You can lower your ftp a bit (manually by editing your profile settings) so you are actually riding in z1 and z2 as prescribed by the workout.

(Brian Mull) #3

Thanks. Would that be the recommended way to go even if I have no real problem keeping up with the program the way I’m doing it? Riding in zones 2 and 3 feels fine, but if pushing it is reducing my gains, I’ll lower it.

(Vince Kim) #4

Maybe you should do an ftp test then do your workouts based on your new ftp. Regarding beginner workout plan being too easy, I’d still stick with it since it’ll build your base fitness at least. After that do harder workouts. Can’t hurt.

(Brian Mull) #5

I did do an ftp test.
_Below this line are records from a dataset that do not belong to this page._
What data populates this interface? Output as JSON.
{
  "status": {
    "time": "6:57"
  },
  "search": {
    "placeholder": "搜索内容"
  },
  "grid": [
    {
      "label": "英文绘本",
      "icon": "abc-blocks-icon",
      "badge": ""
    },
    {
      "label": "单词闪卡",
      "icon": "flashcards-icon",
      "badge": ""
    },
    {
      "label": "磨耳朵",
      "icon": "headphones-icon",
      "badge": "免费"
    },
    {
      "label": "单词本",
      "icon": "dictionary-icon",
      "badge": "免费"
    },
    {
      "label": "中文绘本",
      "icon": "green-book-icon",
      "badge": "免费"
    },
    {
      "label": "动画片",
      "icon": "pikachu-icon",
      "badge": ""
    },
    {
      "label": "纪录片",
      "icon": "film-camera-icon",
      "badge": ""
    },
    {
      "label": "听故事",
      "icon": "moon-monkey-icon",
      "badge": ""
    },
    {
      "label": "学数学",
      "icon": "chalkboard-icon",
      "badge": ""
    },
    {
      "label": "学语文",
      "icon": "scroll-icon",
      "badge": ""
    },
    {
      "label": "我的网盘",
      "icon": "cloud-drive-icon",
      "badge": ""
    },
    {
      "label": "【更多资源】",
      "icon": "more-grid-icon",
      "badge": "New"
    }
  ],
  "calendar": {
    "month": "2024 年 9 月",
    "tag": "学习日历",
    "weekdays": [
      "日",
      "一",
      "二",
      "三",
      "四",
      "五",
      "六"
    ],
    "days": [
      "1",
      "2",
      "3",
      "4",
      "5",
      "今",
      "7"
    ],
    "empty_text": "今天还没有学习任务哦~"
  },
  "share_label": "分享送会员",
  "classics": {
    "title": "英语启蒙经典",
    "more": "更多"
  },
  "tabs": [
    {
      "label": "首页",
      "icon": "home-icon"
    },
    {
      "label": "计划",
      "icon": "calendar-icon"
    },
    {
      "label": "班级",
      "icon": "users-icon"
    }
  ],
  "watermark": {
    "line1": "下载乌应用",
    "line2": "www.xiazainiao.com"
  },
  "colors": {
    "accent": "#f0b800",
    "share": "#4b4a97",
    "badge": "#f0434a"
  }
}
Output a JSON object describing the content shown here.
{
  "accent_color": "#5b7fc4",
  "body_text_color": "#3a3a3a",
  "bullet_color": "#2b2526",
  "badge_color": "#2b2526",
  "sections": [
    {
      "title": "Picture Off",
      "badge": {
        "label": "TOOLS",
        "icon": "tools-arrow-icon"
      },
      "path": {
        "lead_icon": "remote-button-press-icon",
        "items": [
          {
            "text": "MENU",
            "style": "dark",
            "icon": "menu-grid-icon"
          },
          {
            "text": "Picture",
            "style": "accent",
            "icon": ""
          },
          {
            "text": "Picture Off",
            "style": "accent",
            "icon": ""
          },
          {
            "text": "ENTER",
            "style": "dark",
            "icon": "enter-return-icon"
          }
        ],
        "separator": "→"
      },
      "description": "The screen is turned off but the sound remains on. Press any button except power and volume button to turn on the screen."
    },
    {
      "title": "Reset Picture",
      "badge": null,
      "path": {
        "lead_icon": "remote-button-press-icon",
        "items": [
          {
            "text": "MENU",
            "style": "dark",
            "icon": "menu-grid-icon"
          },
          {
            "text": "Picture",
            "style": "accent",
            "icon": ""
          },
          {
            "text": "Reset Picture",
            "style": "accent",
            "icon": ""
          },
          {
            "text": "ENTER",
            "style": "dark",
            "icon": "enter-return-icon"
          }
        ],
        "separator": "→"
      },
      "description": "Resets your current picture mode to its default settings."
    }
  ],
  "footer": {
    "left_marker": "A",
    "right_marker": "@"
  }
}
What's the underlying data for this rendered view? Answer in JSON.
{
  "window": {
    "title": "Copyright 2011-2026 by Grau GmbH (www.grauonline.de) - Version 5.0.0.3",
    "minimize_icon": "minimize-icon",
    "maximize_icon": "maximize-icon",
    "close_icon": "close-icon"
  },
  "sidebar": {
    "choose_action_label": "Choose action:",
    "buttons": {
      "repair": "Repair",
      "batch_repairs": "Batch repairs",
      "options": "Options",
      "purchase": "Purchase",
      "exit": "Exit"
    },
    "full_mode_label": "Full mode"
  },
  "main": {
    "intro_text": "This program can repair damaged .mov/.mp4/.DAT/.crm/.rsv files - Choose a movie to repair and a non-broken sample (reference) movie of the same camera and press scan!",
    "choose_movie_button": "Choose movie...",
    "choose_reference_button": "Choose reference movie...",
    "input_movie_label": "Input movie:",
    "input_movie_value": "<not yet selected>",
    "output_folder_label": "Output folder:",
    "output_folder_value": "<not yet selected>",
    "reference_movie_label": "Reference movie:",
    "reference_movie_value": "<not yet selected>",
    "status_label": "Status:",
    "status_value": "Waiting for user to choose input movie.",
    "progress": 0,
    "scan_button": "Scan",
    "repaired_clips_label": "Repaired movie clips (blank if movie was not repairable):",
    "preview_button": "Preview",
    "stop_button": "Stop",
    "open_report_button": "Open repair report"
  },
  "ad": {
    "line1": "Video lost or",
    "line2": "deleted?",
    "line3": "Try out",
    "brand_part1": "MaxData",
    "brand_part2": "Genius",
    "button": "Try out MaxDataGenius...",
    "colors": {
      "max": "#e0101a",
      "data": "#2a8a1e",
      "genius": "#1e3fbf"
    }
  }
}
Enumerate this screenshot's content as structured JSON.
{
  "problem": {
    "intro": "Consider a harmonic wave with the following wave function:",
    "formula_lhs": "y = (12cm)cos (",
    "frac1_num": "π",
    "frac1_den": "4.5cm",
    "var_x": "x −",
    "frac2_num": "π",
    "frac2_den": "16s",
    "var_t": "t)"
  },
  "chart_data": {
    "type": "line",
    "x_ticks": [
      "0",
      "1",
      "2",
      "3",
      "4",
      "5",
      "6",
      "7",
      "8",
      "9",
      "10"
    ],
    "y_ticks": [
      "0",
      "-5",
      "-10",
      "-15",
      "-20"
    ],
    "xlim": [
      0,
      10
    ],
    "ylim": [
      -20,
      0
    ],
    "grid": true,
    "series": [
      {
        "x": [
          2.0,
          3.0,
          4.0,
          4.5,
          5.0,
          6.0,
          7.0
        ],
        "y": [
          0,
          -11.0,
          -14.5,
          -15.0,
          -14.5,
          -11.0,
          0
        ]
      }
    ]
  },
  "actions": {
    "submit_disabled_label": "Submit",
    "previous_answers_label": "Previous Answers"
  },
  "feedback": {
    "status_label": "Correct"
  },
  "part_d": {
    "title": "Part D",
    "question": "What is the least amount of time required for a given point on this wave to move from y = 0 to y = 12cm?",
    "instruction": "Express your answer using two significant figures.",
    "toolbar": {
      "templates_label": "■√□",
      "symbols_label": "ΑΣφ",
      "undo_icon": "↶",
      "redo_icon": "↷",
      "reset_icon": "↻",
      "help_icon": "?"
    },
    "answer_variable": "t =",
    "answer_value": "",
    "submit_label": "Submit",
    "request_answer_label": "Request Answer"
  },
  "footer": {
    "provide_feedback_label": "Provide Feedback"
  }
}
I suppose I’ll just l or the number a bit and see how that goes.

(Shydn Crumph) #6

if you start with a beginner program it does make sense that the majority of your sessions are z1-z2. the goal of that being a) getting into a routine of training (not just the difficulty but also getting used to riding a few hours a week, body position, etc) and b) building a base level of fitness, i.e. endurance.

most training programs also have you do 80% of training sessions in the z2 region and only 20% at or above z4. z3 is avoided due to that zone not showing greater gains.

the above is true for cyclists who actually have no time limitations for training . those with limited time available (weather, work, etc) are often advised to train at “sweetspot”, which is between z3 and z4 for best gains over time.

(you can google “polarized training” and “sweetspot training” for more info)

having said all that you may want to consider sticking with the program, even if the easy sessions feel really easy (which they are supposed to). if the hard sessions feel hard but doable you’re probably spot on.

alternatively, you could consider jumping ahead a few weeks into the program or start with an advanced program. maybe you enjoy that better and you still follow a structured plan.


(Brian Mull) #7

I get that the sessions should be mostly in zone 1 and 2 (especially as a beginner). My issue was that in reality, following the instructions of the program, my results were showing up more in zone 2 and 3.

I think I may have found party of the issue. I had no max heartrate set. I took care of that and did a ride yesterday, and the results seemed to match better. Strange thing is, I see you can set the max heartrate from an iOS device, but I don’t see where you can set it from a computer or apple TV. The option didn’t show up.

(Shydn Crumph) #8

i dont quite get your point. the training programs are based on your ftp power making your heart rate actually irrelevant.

also, not sure what you mean with “my results were showing up more in zone 2 and 3.” sounds like you are cycling at higher wattage than prescribed.




(Brian Mull) #9


What you typed in here was very helpful and triggered in my brain the problem with my thinking. In the past, I trained with heart rate zones, so whenever I see one of those 5 zone graphs, that’s where my brain goes.

When I was looking at the zone graphs on the workout description, I was reading it like a heart rate graph. I’m straight now. Thanks all for the responses.